Assignment:
Your answer should consist of the lines in the data below that contain "desc".

[Given information Boundary: Start]

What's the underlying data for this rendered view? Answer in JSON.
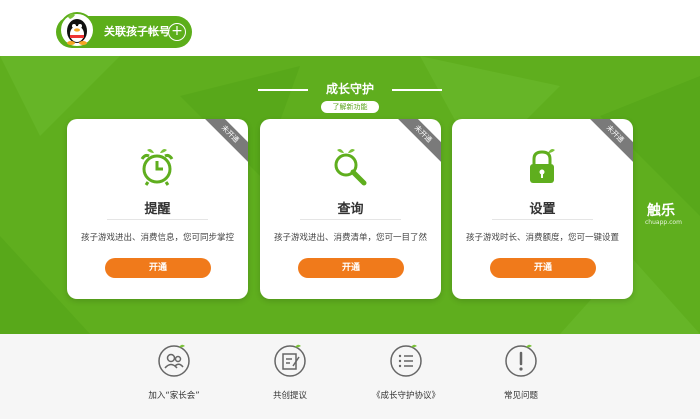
{
  "header": {
    "link_child_label": "关联孩子帐号"
  },
  "section": {
    "title": "成长守护",
    "learn_more": "了解新功能"
  },
  "cards": [
    {
      "title": "提醒",
      "desc": "孩子游戏进出、消费信息，您可同步掌控",
      "button": "开通",
      "badge": "未开通",
      "icon": "alarm-clock-icon"
    },
    {
      "title": "查询",
      "desc": "孩子游戏进出、消费清单，您可一目了然",
      "button": "开通",
      "badge": "未开通",
      "icon": "magnifier-icon"
    },
    {
      "title": "设置",
      "desc": "孩子游戏时长、消费额度，您可一键设置",
      "button": "开通",
      "badge": "未开通",
      "icon": "lock-icon"
    }
  ],
  "watermark": {
    "text": "触乐",
    "sub": "chuapp.com"
  },
  "footer": [
    {
      "label": "加入“家长会”",
      "icon": "parents-group-icon"
    },
    {
      "label": "共创提议",
      "icon": "suggestion-icon"
    },
    {
      "label": "《成长守护协议》",
      "icon": "agreement-icon"
    },
    {
      "label": "常见问题",
      "icon": "faq-icon"
    }
  ],
  "colors": {
    "brand_green": "#5fae1e",
    "button_orange": "#f07a1b",
    "badge_gray": "#7a7a7a"
  }
}
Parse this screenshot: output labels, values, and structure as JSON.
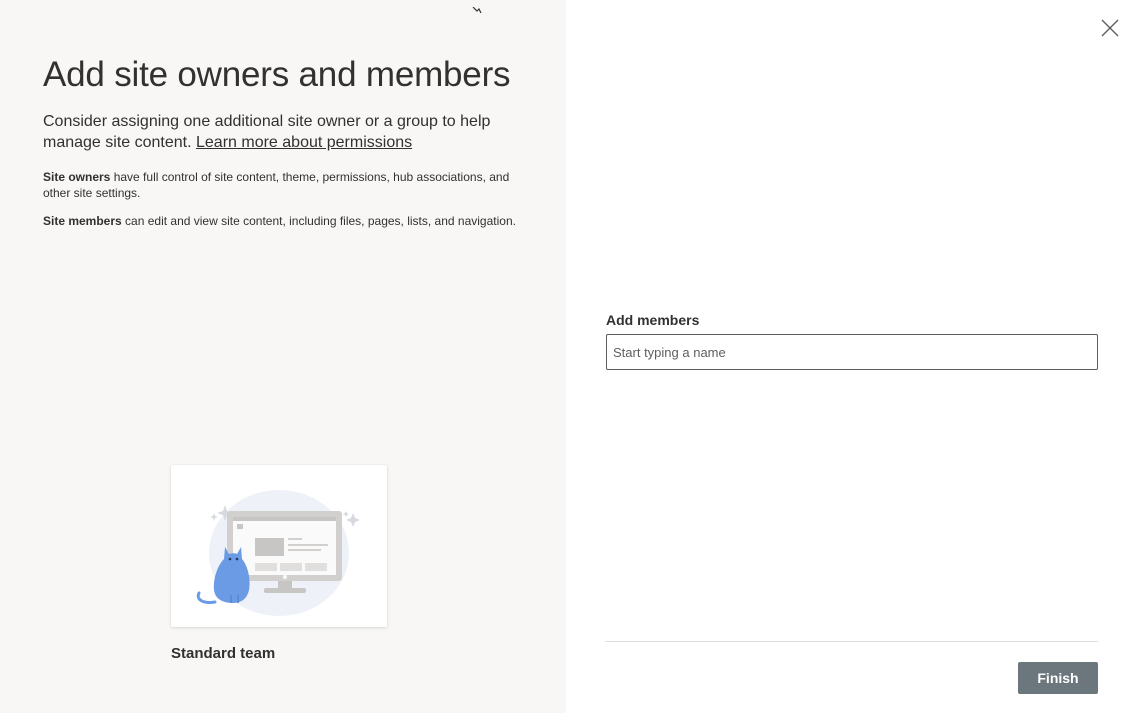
{
  "left": {
    "title": "Add site owners and members",
    "intro": "Consider assigning one additional site owner or a group to help manage site content.",
    "learn_more_link": "Learn more about permissions",
    "owners_term": "Site owners",
    "owners_text": "have full control of site content, theme, permissions, hub associations, and other site settings.",
    "members_term": "Site members",
    "members_text": "can edit and view site content, including files, pages, lists, and navigation.",
    "template_name": "Standard team"
  },
  "right": {
    "close_icon": "close-icon",
    "field_label": "Add members",
    "field_placeholder": "Start typing a name",
    "field_value": "",
    "finish_label": "Finish"
  },
  "colors": {
    "left_panel_bg": "#f8f7f5",
    "finish_button_bg": "#6b767d",
    "illustration_accent": "#6c9be6"
  }
}
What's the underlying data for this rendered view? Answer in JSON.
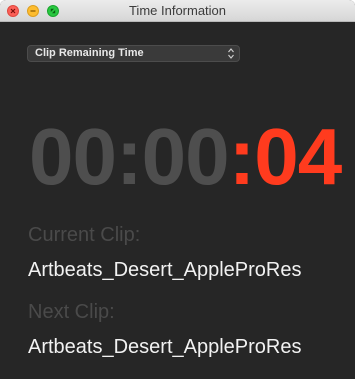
{
  "window": {
    "title": "Time Information"
  },
  "mode_select": {
    "selected": "Clip Remaining Time"
  },
  "timecode": {
    "dim_part": "00:00",
    "highlight_part": ":04"
  },
  "current_clip": {
    "label": "Current Clip:",
    "value": "Artbeats_Desert_AppleProRes"
  },
  "next_clip": {
    "label": "Next Clip:",
    "value": "Artbeats_Desert_AppleProRes"
  },
  "colors": {
    "background": "#262626",
    "timecode_dim": "#4e4e4e",
    "timecode_highlight": "#ff3b1e",
    "label_text": "#4a4a4a",
    "value_text": "#f2f2f2"
  }
}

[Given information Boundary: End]

Answer to this exercise:
      "desc": "孩子游戏进出、消费信息，您可同步掌控",
      "desc": "孩子游戏进出、消费清单，您可一目了然",
      "desc": "孩子游戏时长、消费额度，您可一键设置",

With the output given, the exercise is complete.